The longitudinal and concurrent predictive role of phonological awareness in literacy development : evidence from Turkish

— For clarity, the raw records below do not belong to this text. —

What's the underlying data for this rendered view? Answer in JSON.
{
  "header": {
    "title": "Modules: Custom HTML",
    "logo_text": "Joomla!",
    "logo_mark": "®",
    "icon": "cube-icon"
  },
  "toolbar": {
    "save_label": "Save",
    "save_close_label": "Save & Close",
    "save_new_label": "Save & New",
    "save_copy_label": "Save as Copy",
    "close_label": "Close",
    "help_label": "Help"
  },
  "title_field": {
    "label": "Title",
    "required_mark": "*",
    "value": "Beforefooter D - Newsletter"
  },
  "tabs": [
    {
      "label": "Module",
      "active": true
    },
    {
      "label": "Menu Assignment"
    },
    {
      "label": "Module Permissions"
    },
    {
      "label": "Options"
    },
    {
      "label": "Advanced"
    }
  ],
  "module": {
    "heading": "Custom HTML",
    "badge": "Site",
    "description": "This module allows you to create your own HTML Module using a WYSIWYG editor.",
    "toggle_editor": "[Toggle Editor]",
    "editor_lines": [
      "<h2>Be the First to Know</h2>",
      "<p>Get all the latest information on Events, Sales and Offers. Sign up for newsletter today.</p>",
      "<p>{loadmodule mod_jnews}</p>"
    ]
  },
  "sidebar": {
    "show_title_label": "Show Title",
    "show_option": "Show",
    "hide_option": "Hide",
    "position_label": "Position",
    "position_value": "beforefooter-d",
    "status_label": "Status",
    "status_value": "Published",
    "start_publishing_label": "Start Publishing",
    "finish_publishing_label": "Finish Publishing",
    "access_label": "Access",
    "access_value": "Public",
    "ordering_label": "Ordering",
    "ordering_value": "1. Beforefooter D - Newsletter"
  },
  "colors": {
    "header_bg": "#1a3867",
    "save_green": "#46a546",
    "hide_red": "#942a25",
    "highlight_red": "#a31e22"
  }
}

A large body of research evidence illustrated a strong link between phonological awareness and literacy skills in English. In contrast, the research evidence from transparent alphabetic writing systems with one-to-one relationships between letters and sounds tended to be inconsistent. The primary objective of the thesis was to investigate the role of phonological awareness in literacy skills in the highly transparent writing system of Turkish. Two studies were conducted: In the first study, 55 preliterate children (mean age = 67.43 months, SD = 3.62) were followed from preschool into grade 2. After controlling for nonverbal intelligence, vocabulary, phonological short-term memory and letter knowledge, phonological awareness failed to predict reading skills at grades 1 and 2, but it was the strongest predictor of spelling skills at both testing times. Phonological short-term memory emerged as the strongest predictor of reading speed in this study. The second study investigated the concurrent and longitudinal predictive roles of phonological awareness across the five primary grade levels (mean age range = 79.11 - 124.09 months). Three cohorts of children (N = 158) were tested at grades 1, 2 and 4, and re-tested about one year later when they were at grades 2, 3 and 5, respectively. Statistically significant concurrent relationships were observed between the phonological awareness and literacy skills across the five primary grade levels. However, for each testing period existing literacy performance was the best index of future literacy success. The results underscored four mam factors that can influence the observed relationship between phonological awareness and literacy skills: a) the level of transparency of the writing system; b) the timing of measurement; c) the type of literacy outcome measure; and d) the choice of control measures.